## Record excerpts
######

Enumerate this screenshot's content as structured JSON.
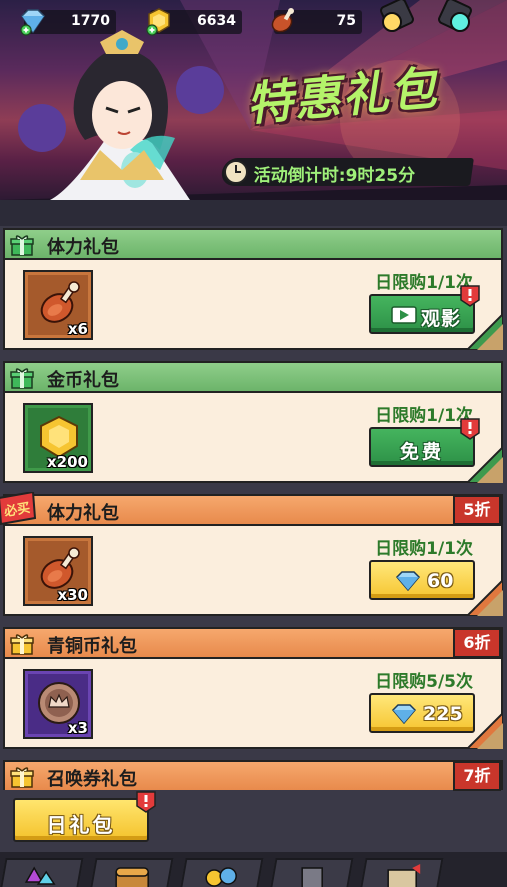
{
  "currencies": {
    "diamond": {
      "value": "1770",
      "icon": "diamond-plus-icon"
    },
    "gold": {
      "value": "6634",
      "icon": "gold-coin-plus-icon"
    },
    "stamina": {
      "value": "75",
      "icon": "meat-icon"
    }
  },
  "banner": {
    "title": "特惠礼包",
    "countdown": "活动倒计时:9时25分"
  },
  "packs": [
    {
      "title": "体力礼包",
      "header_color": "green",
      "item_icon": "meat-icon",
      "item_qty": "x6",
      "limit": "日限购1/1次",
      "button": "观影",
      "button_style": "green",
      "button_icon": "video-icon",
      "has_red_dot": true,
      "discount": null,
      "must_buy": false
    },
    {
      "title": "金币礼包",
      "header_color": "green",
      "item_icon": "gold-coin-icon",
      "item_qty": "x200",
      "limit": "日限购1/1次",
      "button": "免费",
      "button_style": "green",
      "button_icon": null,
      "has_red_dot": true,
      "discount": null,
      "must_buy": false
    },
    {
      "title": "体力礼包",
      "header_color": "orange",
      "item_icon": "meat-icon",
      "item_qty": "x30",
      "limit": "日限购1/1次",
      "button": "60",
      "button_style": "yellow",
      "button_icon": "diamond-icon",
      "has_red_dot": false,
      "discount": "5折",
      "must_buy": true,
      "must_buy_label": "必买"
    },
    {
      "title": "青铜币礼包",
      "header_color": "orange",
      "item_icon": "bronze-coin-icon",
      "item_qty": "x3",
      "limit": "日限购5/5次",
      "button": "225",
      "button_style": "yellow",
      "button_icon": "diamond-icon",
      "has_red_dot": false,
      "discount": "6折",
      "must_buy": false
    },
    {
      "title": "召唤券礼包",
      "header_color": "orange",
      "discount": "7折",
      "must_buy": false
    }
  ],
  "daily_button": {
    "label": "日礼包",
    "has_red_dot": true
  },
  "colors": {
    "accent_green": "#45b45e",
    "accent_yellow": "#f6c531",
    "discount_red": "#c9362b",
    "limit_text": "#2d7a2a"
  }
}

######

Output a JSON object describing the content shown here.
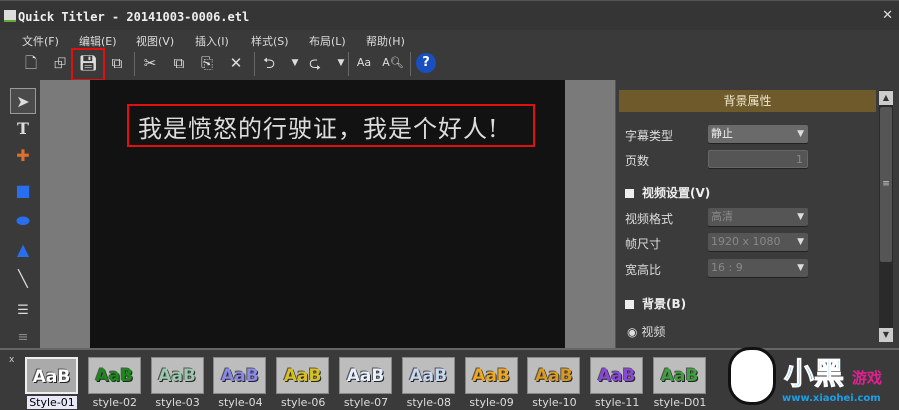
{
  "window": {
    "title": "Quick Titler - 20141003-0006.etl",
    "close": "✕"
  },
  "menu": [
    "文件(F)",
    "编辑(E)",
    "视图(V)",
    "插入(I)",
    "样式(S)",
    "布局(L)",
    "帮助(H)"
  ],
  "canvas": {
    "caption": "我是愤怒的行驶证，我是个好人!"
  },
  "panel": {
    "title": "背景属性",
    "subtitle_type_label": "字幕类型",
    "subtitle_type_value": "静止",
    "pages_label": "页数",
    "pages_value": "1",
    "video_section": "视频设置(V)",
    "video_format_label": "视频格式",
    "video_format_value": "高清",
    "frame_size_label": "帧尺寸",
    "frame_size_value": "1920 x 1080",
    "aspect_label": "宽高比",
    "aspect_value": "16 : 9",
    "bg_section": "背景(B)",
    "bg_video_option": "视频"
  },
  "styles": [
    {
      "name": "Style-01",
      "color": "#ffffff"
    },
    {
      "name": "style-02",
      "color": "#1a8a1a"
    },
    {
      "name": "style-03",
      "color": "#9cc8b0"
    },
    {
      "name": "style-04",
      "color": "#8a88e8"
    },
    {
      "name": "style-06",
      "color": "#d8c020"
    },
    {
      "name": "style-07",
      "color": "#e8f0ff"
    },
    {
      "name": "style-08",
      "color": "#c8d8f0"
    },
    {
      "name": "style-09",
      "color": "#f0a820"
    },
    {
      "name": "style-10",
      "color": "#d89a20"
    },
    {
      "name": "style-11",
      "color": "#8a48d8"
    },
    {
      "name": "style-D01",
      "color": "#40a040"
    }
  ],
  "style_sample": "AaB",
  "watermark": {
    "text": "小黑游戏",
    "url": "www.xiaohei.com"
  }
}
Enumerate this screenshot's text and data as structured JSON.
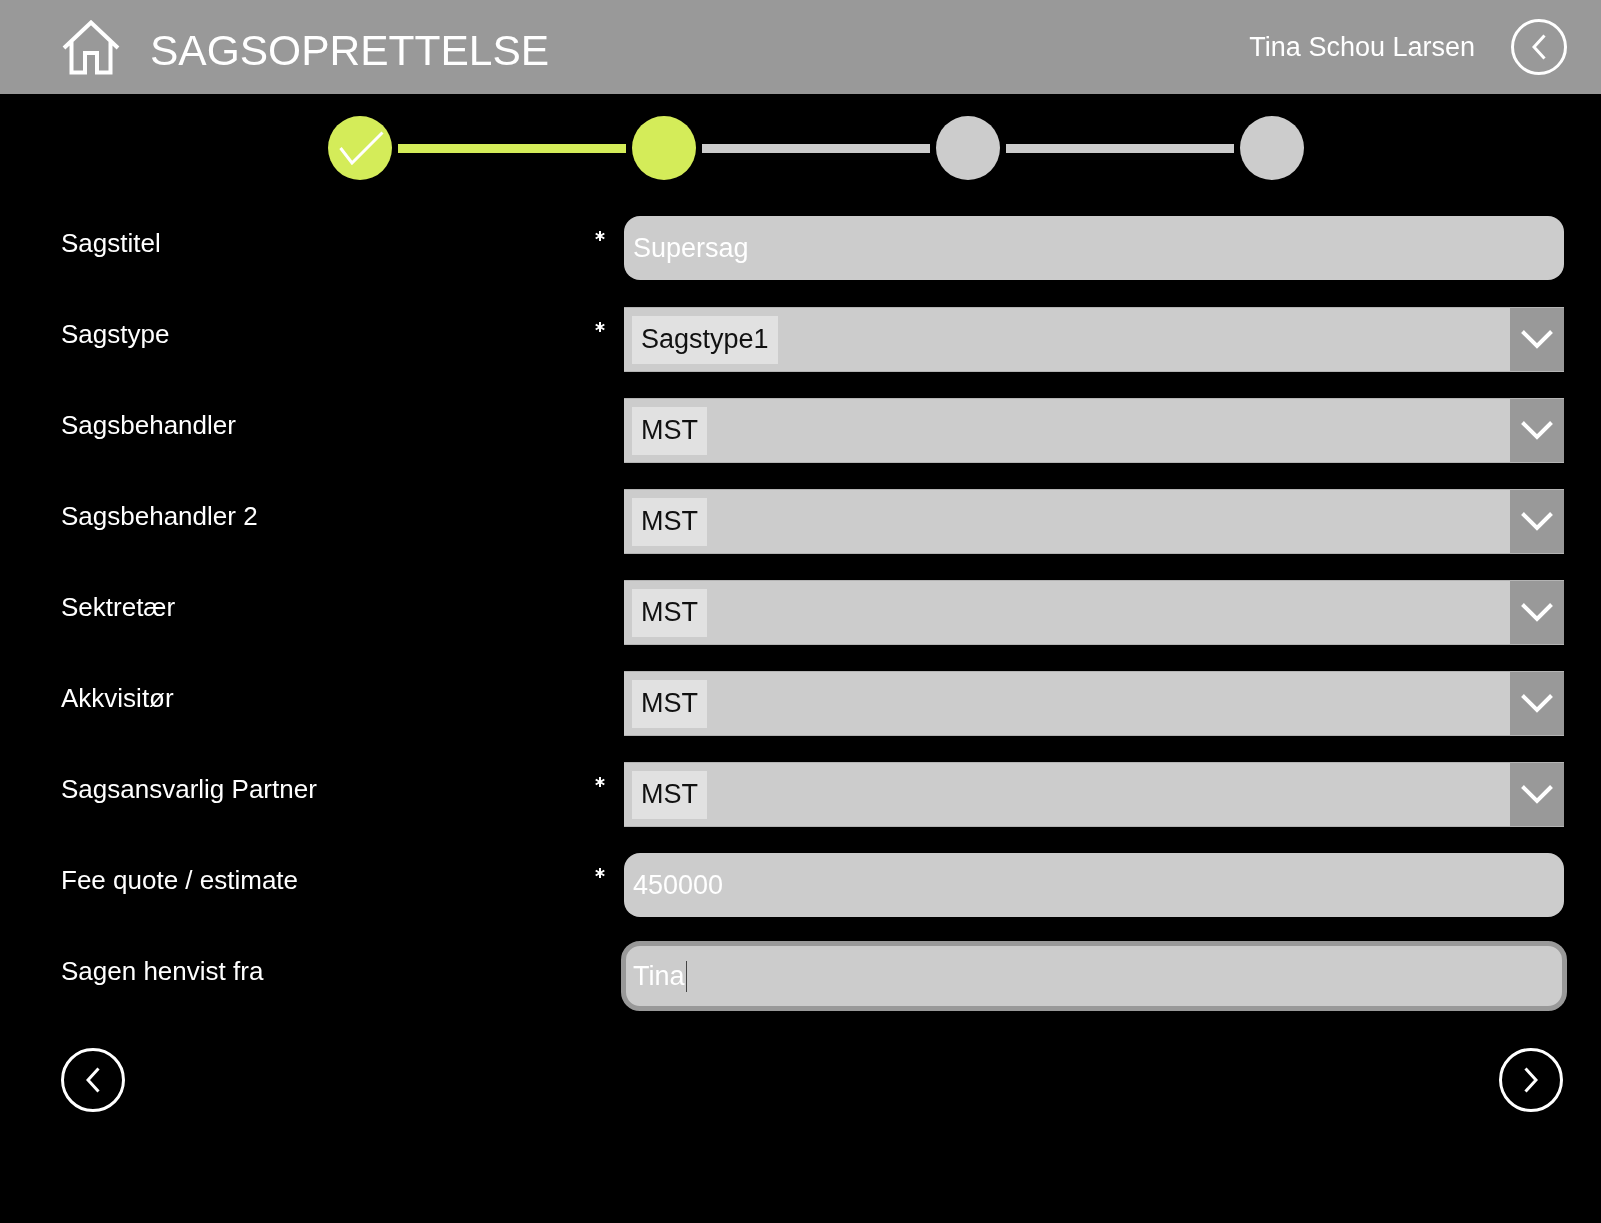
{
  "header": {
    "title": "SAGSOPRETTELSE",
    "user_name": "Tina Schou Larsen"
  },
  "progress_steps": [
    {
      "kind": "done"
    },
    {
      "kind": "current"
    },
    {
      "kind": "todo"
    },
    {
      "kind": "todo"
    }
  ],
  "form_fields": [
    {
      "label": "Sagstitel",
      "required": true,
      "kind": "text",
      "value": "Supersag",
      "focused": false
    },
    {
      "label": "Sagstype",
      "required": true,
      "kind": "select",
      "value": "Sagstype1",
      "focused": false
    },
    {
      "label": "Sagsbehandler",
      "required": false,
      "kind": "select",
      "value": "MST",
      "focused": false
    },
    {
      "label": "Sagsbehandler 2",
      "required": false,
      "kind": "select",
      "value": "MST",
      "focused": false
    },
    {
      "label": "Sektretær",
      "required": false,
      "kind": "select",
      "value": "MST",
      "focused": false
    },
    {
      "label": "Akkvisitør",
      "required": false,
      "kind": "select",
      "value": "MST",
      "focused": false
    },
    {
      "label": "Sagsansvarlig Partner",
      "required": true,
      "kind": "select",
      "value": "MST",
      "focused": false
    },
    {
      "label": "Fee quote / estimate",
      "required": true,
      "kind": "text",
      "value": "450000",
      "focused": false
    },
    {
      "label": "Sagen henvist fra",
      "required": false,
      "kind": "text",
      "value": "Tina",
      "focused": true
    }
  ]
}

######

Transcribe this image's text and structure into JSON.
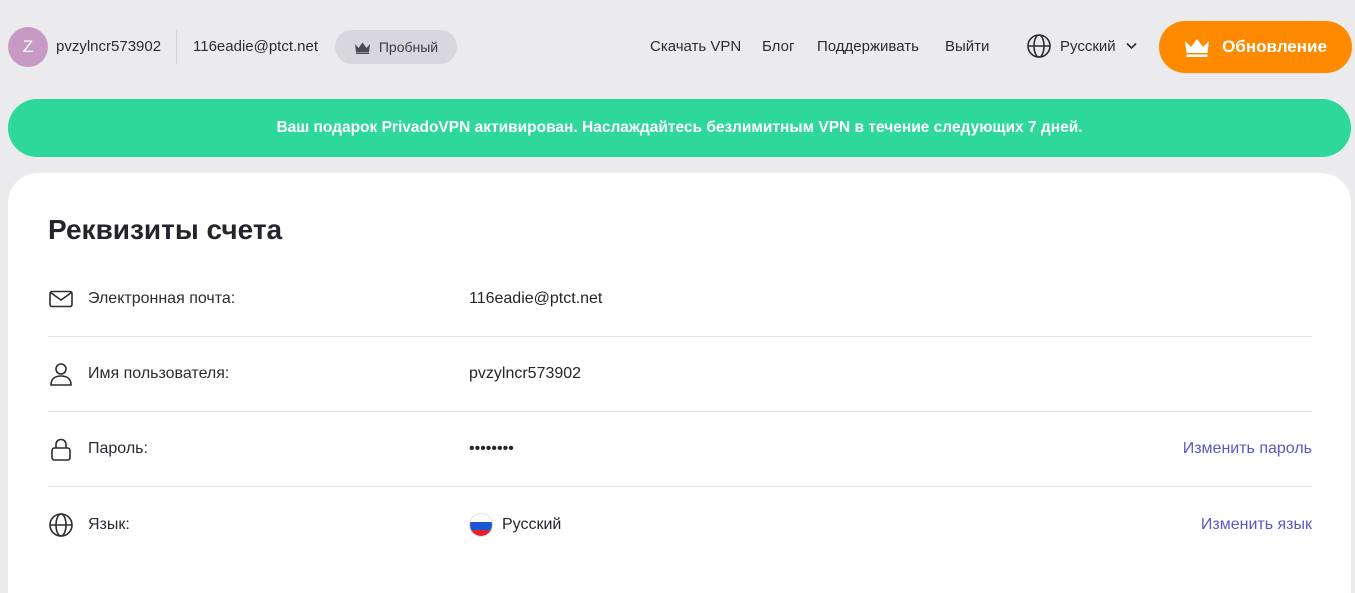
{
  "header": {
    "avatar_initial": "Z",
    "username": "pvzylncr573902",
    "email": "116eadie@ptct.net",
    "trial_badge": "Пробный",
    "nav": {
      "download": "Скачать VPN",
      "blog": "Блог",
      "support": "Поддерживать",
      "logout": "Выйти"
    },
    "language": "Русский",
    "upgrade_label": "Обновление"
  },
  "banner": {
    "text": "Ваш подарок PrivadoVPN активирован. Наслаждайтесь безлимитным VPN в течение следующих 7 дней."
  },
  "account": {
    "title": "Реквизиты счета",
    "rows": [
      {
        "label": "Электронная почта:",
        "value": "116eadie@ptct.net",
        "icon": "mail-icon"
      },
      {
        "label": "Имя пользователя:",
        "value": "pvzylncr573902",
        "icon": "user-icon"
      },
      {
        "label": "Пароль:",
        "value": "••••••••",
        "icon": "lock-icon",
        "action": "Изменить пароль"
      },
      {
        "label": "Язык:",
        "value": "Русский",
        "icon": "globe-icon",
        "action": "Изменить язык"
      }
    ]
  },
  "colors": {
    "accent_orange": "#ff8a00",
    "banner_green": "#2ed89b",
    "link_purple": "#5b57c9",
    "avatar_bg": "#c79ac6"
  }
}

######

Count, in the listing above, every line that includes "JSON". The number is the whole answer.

## Response to the task
4